(Dataset excerpts begins)

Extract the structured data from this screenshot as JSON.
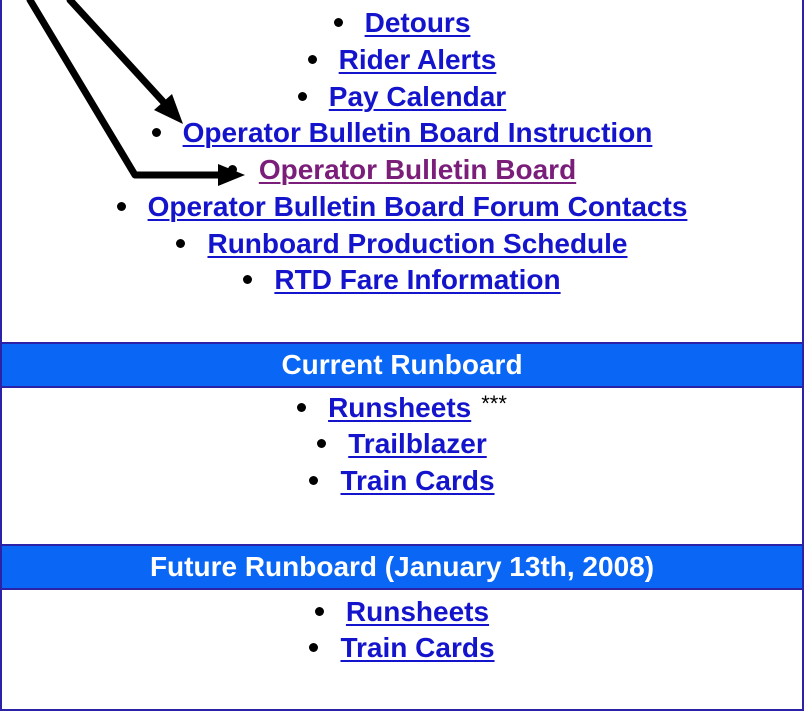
{
  "top_links": [
    {
      "label": "Detours"
    },
    {
      "label": "Rider Alerts"
    },
    {
      "label": "Pay Calendar"
    },
    {
      "label": "Operator Bulletin Board Instruction"
    },
    {
      "label": "Operator Bulletin Board"
    },
    {
      "label": "Operator Bulletin Board Forum Contacts"
    },
    {
      "label": "Runboard Production Schedule"
    },
    {
      "label": "RTD Fare Information"
    }
  ],
  "current_runboard": {
    "title": "Current Runboard",
    "links": [
      {
        "label": "Runsheets",
        "suffix": "***"
      },
      {
        "label": "Trailblazer"
      },
      {
        "label": "Train Cards"
      }
    ]
  },
  "future_runboard": {
    "title": "Future Runboard (January 13th, 2008)",
    "links": [
      {
        "label": "Runsheets"
      },
      {
        "label": "Train Cards"
      }
    ]
  },
  "colors": {
    "link": "#1414cc",
    "visited_link": "#7a1e7a",
    "header_bg": "#0a66f5",
    "border": "#2b22a8"
  }
}
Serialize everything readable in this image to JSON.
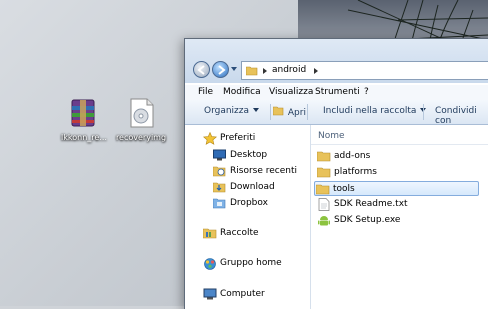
{
  "desktop": {
    "icons": [
      {
        "label": "lkkonn_re...",
        "icon": "winrar-archive-icon"
      },
      {
        "label": "recoveryimg",
        "icon": "disc-image-icon"
      }
    ]
  },
  "explorer": {
    "breadcrumb": [
      "android"
    ],
    "menu": [
      "File",
      "Modifica",
      "Visualizza",
      "Strumenti",
      "?"
    ],
    "toolbar": {
      "organize": "Organizza",
      "open": "Apri",
      "include": "Includi nella raccolta",
      "share": "Condividi con"
    },
    "nav": {
      "favorites": "Preferiti",
      "desktop": "Desktop",
      "recent": "Risorse recenti",
      "download": "Download",
      "dropbox": "Dropbox",
      "libraries": "Raccolte",
      "homegroup": "Gruppo home",
      "computer": "Computer"
    },
    "column_name": "Nome",
    "files": [
      {
        "name": "add-ons",
        "type": "folder"
      },
      {
        "name": "platforms",
        "type": "folder"
      },
      {
        "name": "tools",
        "type": "folder",
        "selected": true
      },
      {
        "name": "SDK Readme.txt",
        "type": "text"
      },
      {
        "name": "SDK Setup.exe",
        "type": "exe"
      }
    ]
  },
  "colors": {
    "accent": "#1e395b",
    "selection": "#d6e9fc",
    "folder": "#e8c25a"
  }
}
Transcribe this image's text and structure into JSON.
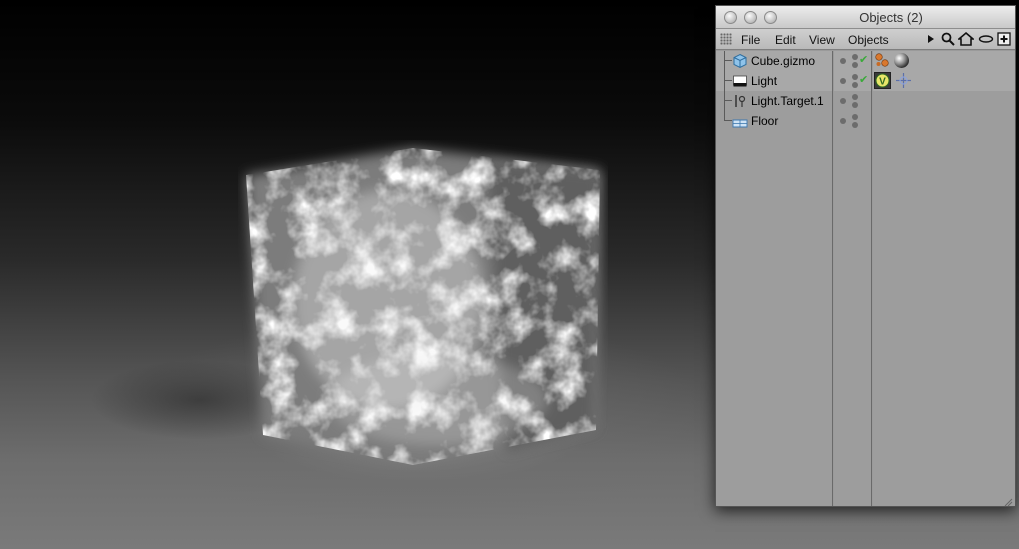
{
  "window": {
    "title": "Objects (2)"
  },
  "menu": {
    "items": [
      "File",
      "Edit",
      "View",
      "Objects"
    ]
  },
  "toolbar_icons": [
    "arrow-right-icon",
    "search-icon",
    "home-icon",
    "eye-icon",
    "add-icon"
  ],
  "objects": [
    {
      "label": "Cube.gizmo",
      "icon": "cube-icon",
      "selected": true,
      "has_check": true,
      "tags": [
        "spheres-tag-icon",
        "material-sphere-icon"
      ]
    },
    {
      "label": "Light",
      "icon": "light-icon",
      "selected": true,
      "has_check": true,
      "tags": [
        "vray-tag-icon",
        "target-tag-icon"
      ]
    },
    {
      "label": "Light.Target.1",
      "icon": "null-target-icon",
      "selected": false,
      "has_check": false,
      "tags": []
    },
    {
      "label": "Floor",
      "icon": "floor-icon",
      "selected": false,
      "has_check": false,
      "tags": []
    }
  ],
  "colors": {
    "window_bg": "#9a9a9a",
    "selected_row": "#a8a8a8",
    "check": "#3aa93a"
  }
}
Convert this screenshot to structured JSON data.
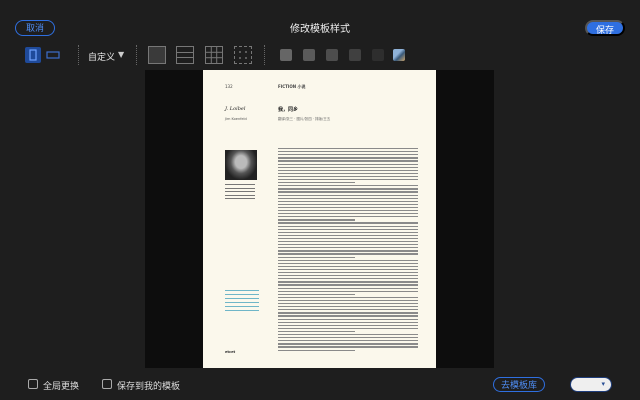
{
  "header": {
    "cancel_label": "取消",
    "title": "修改模板样式",
    "save_label": "保存"
  },
  "toolbar": {
    "preset_label": "自定义",
    "preset_arrow": "▼",
    "swatches": [
      "#666666",
      "#5a5a5a",
      "#4d4d4d",
      "#404040",
      "#2e2e2e"
    ]
  },
  "page": {
    "page_number": "132",
    "section": "FICTION 小说",
    "author": "J. Loibel",
    "author_sub": "Jim Koenfeld",
    "article_title": "我，同乡",
    "article_sub": "翻译/张三 · 图片/张四 · 排版/王五",
    "footer": "etcet"
  },
  "bottom": {
    "global_replace_label": "全局更换",
    "save_to_my_templates_label": "保存到我的模板",
    "template_library_label": "去模板库",
    "disabled_button_label": "▾"
  }
}
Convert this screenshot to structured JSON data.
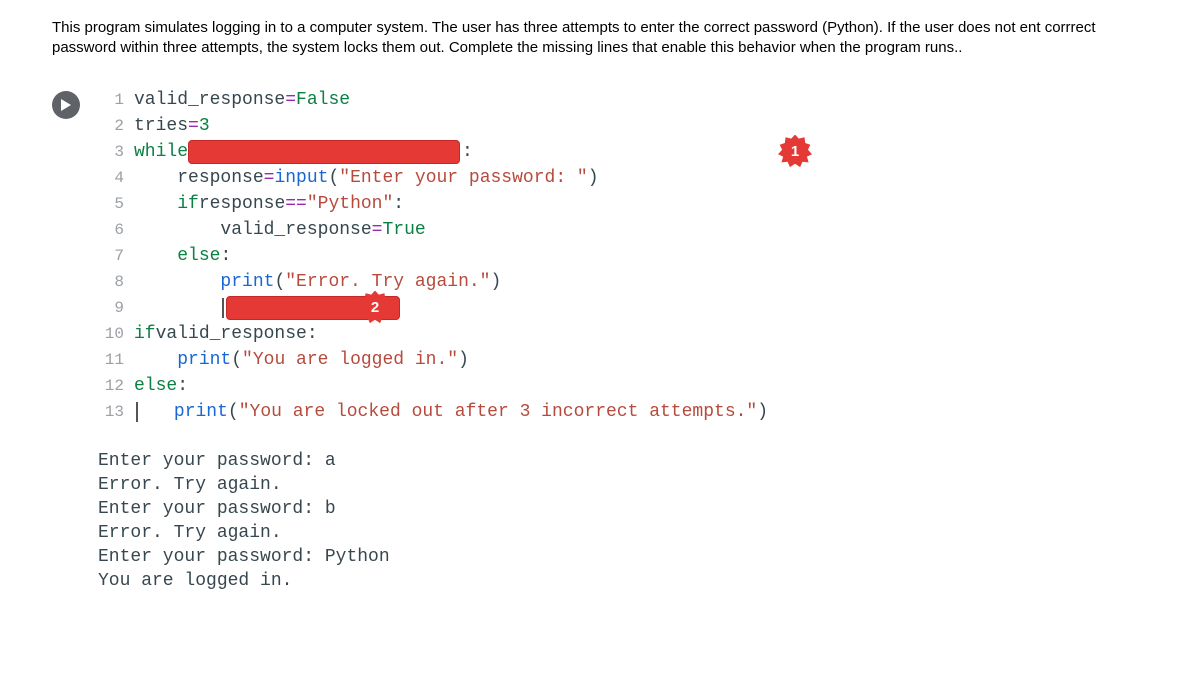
{
  "instructions": "This program simulates logging in to a computer system. The user has three attempts to enter the correct password (Python). If the user does not ent corrrect password within three attempts, the system locks them out.  Complete the missing lines that enable this behavior when the program runs..",
  "code": {
    "lines": [
      {
        "n": "1",
        "parts": [
          "valid_response ",
          "=",
          " ",
          "False"
        ]
      },
      {
        "n": "2",
        "parts": [
          "tries",
          "=",
          " ",
          "3"
        ]
      },
      {
        "n": "3",
        "parts": [
          "while "
        ],
        "blank": 1,
        "after": ":"
      },
      {
        "n": "4",
        "parts": [
          "    response ",
          "=",
          " ",
          "input",
          "(",
          "\"Enter your password: \"",
          ")"
        ]
      },
      {
        "n": "5",
        "parts": [
          "    ",
          "if",
          " response ",
          "==",
          " ",
          "\"Python\"",
          ":"
        ]
      },
      {
        "n": "6",
        "parts": [
          "        valid_response ",
          "=",
          " ",
          "True"
        ]
      },
      {
        "n": "7",
        "parts": [
          "    ",
          "else",
          ":"
        ]
      },
      {
        "n": "8",
        "parts": [
          "        ",
          "print",
          "(",
          "\"Error. Try again.\"",
          ")"
        ]
      },
      {
        "n": "9",
        "parts": [
          "        "
        ],
        "blank": 2
      },
      {
        "n": "10",
        "parts": [
          "if",
          " valid_response:"
        ]
      },
      {
        "n": "11",
        "parts": [
          "    ",
          "print",
          "(",
          "\"You are logged in.\"",
          ")"
        ]
      },
      {
        "n": "12",
        "parts": [
          "else",
          ":"
        ]
      },
      {
        "n": "13",
        "parts": [
          "    ",
          "print",
          "(",
          "\"You are locked out after 3 incorrect attempts.\"",
          ")"
        ]
      }
    ],
    "badges": {
      "1": "1",
      "2": "2"
    }
  },
  "output_lines": [
    "Enter your password: a",
    "Error. Try again.",
    "Enter your password: b",
    "Error. Try again.",
    "Enter your password: Python",
    "You are logged in."
  ]
}
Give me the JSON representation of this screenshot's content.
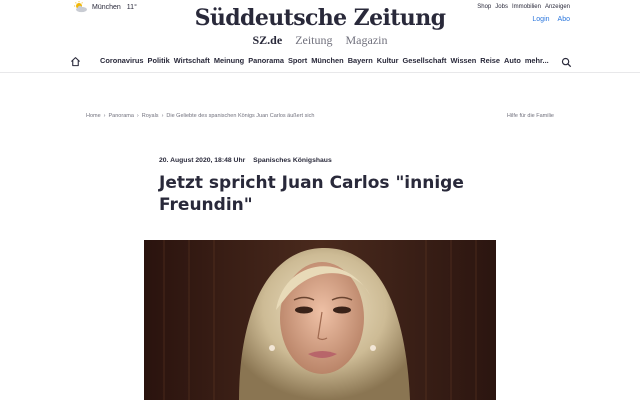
{
  "weather": {
    "city": "München",
    "temp": "11°"
  },
  "header": {
    "logo": "Süddeutsche Zeitung",
    "sublinks": [
      {
        "label": "SZ.de",
        "active": true
      },
      {
        "label": "Zeitung",
        "active": false
      },
      {
        "label": "Magazin",
        "active": false
      }
    ],
    "toplinks": [
      "Shop",
      "Jobs",
      "Immobilien",
      "Anzeigen"
    ],
    "login": "Login",
    "abo": "Abo"
  },
  "nav": {
    "items": [
      "Coronavirus",
      "Politik",
      "Wirtschaft",
      "Meinung",
      "Panorama",
      "Sport",
      "München",
      "Bayern",
      "Kultur",
      "Gesellschaft",
      "Wissen",
      "Reise",
      "Auto",
      "mehr..."
    ]
  },
  "breadcrumb": [
    "Home",
    "Panorama",
    "Royals",
    "Die Geliebte des spanischen Königs Juan Carlos äußert sich"
  ],
  "help_link": "Hilfe für die Familie",
  "article": {
    "date": "20. August 2020, 18:48 Uhr",
    "topic": "Spanisches Königshaus",
    "headline": "Jetzt spricht Juan Carlos \"innige Freundin\""
  },
  "colors": {
    "text": "#29293a",
    "link": "#2a76dd",
    "muted": "#71717d"
  }
}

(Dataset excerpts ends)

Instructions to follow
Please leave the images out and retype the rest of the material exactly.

Reply
Extract the structured data from this screenshot as JSON.
{
  "top_links": [
    {
      "label": "Detours"
    },
    {
      "label": "Rider Alerts"
    },
    {
      "label": "Pay Calendar"
    },
    {
      "label": "Operator Bulletin Board Instruction"
    },
    {
      "label": "Operator Bulletin Board"
    },
    {
      "label": "Operator Bulletin Board Forum Contacts"
    },
    {
      "label": "Runboard Production Schedule"
    },
    {
      "label": "RTD Fare Information"
    }
  ],
  "current_runboard": {
    "title": "Current Runboard",
    "links": [
      {
        "label": "Runsheets",
        "suffix": "***"
      },
      {
        "label": "Trailblazer"
      },
      {
        "label": "Train Cards"
      }
    ]
  },
  "future_runboard": {
    "title": "Future Runboard (January 13th, 2008)",
    "links": [
      {
        "label": "Runsheets"
      },
      {
        "label": "Train Cards"
      }
    ]
  },
  "colors": {
    "link": "#1414cc",
    "visited_link": "#7a1e7a",
    "header_bg": "#0a66f5",
    "border": "#2b22a8"
  }
}
Serialize everything readable in this image to JSON.
{
  "desktop": {
    "icons": [
      {
        "label": "lkkonn_re...",
        "icon": "winrar-archive-icon"
      },
      {
        "label": "recoveryimg",
        "icon": "disc-image-icon"
      }
    ]
  },
  "explorer": {
    "breadcrumb": [
      "android"
    ],
    "menu": [
      "File",
      "Modifica",
      "Visualizza",
      "Strumenti",
      "?"
    ],
    "toolbar": {
      "organize": "Organizza",
      "open": "Apri",
      "include": "Includi nella raccolta",
      "share": "Condividi con"
    },
    "nav": {
      "favorites": "Preferiti",
      "desktop": "Desktop",
      "recent": "Risorse recenti",
      "download": "Download",
      "dropbox": "Dropbox",
      "libraries": "Raccolte",
      "homegroup": "Gruppo home",
      "computer": "Computer"
    },
    "column_name": "Nome",
    "files": [
      {
        "name": "add-ons",
        "type": "folder"
      },
      {
        "name": "platforms",
        "type": "folder"
      },
      {
        "name": "tools",
        "type": "folder",
        "selected": true
      },
      {
        "name": "SDK Readme.txt",
        "type": "text"
      },
      {
        "name": "SDK Setup.exe",
        "type": "exe"
      }
    ]
  },
  "colors": {
    "accent": "#1e395b",
    "selection": "#d6e9fc",
    "folder": "#e8c25a"
  }
}
Transcribe this image's text and structure into JSON.
{
  "window": {
    "title": "Objects (2)"
  },
  "menu": {
    "items": [
      "File",
      "Edit",
      "View",
      "Objects"
    ]
  },
  "toolbar_icons": [
    "arrow-right-icon",
    "search-icon",
    "home-icon",
    "eye-icon",
    "add-icon"
  ],
  "objects": [
    {
      "label": "Cube.gizmo",
      "icon": "cube-icon",
      "selected": true,
      "has_check": true,
      "tags": [
        "spheres-tag-icon",
        "material-sphere-icon"
      ]
    },
    {
      "label": "Light",
      "icon": "light-icon",
      "selected": true,
      "has_check": true,
      "tags": [
        "vray-tag-icon",
        "target-tag-icon"
      ]
    },
    {
      "label": "Light.Target.1",
      "icon": "null-target-icon",
      "selected": false,
      "has_check": false,
      "tags": []
    },
    {
      "label": "Floor",
      "icon": "floor-icon",
      "selected": false,
      "has_check": false,
      "tags": []
    }
  ],
  "colors": {
    "window_bg": "#9a9a9a",
    "selected_row": "#a8a8a8",
    "check": "#3aa93a"
  }
}
Convert this screenshot to structured JSON data.
{
  "header": {
    "cancel_label": "取消",
    "title": "修改模板样式",
    "save_label": "保存"
  },
  "toolbar": {
    "preset_label": "自定义",
    "preset_arrow": "▼",
    "swatches": [
      "#666666",
      "#5a5a5a",
      "#4d4d4d",
      "#404040",
      "#2e2e2e"
    ]
  },
  "page": {
    "page_number": "132",
    "section": "FICTION 小说",
    "author": "J. Loibel",
    "author_sub": "Jim Koenfeld",
    "article_title": "我，同乡",
    "article_sub": "翻译/张三 · 图片/张四 · 排版/王五",
    "footer": "etcet"
  },
  "bottom": {
    "global_replace_label": "全局更换",
    "save_to_my_templates_label": "保存到我的模板",
    "template_library_label": "去模板库",
    "disabled_button_label": "▾"
  }
}
Convert this screenshot to structured JSON data.
{
  "instructions": "This program simulates logging in to a computer system. The user has three attempts to enter the correct password (Python). If the user does not ent corrrect password within three attempts, the system locks them out.  Complete the missing lines that enable this behavior when the program runs..",
  "code": {
    "lines": [
      {
        "n": "1",
        "parts": [
          "valid_response ",
          "=",
          " ",
          "False"
        ]
      },
      {
        "n": "2",
        "parts": [
          "tries",
          "=",
          " ",
          "3"
        ]
      },
      {
        "n": "3",
        "parts": [
          "while "
        ],
        "blank": 1,
        "after": ":"
      },
      {
        "n": "4",
        "parts": [
          "    response ",
          "=",
          " ",
          "input",
          "(",
          "\"Enter your password: \"",
          ")"
        ]
      },
      {
        "n": "5",
        "parts": [
          "    ",
          "if",
          " response ",
          "==",
          " ",
          "\"Python\"",
          ":"
        ]
      },
      {
        "n": "6",
        "parts": [
          "        valid_response ",
          "=",
          " ",
          "True"
        ]
      },
      {
        "n": "7",
        "parts": [
          "    ",
          "else",
          ":"
        ]
      },
      {
        "n": "8",
        "parts": [
          "        ",
          "print",
          "(",
          "\"Error. Try again.\"",
          ")"
        ]
      },
      {
        "n": "9",
        "parts": [
          "        "
        ],
        "blank": 2
      },
      {
        "n": "10",
        "parts": [
          "if",
          " valid_response:"
        ]
      },
      {
        "n": "11",
        "parts": [
          "    ",
          "print",
          "(",
          "\"You are logged in.\"",
          ")"
        ]
      },
      {
        "n": "12",
        "parts": [
          "else",
          ":"
        ]
      },
      {
        "n": "13",
        "parts": [
          "    ",
          "print",
          "(",
          "\"You are locked out after 3 incorrect attempts.\"",
          ")"
        ]
      }
    ],
    "badges": {
      "1": "1",
      "2": "2"
    }
  },
  "output_lines": [
    "Enter your password: a",
    "Error. Try again.",
    "Enter your password: b",
    "Error. Try again.",
    "Enter your password: Python",
    "You are logged in."
  ]
}
Give me the JSON representation of this screenshot's content.
{
  "weather": {
    "city": "München",
    "temp": "11°"
  },
  "header": {
    "logo": "Süddeutsche Zeitung",
    "sublinks": [
      {
        "label": "SZ.de",
        "active": true
      },
      {
        "label": "Zeitung",
        "active": false
      },
      {
        "label": "Magazin",
        "active": false
      }
    ],
    "toplinks": [
      "Shop",
      "Jobs",
      "Immobilien",
      "Anzeigen"
    ],
    "login": "Login",
    "abo": "Abo"
  },
  "nav": {
    "items": [
      "Coronavirus",
      "Politik",
      "Wirtschaft",
      "Meinung",
      "Panorama",
      "Sport",
      "München",
      "Bayern",
      "Kultur",
      "Gesellschaft",
      "Wissen",
      "Reise",
      "Auto",
      "mehr..."
    ]
  },
  "breadcrumb": [
    "Home",
    "Panorama",
    "Royals",
    "Die Geliebte des spanischen Königs Juan Carlos äußert sich"
  ],
  "help_link": "Hilfe für die Familie",
  "article": {
    "date": "20. August 2020, 18:48 Uhr",
    "topic": "Spanisches Königshaus",
    "headline": "Jetzt spricht Juan Carlos \"innige Freundin\""
  },
  "colors": {
    "text": "#29293a",
    "link": "#2a76dd",
    "muted": "#71717d"
  }
}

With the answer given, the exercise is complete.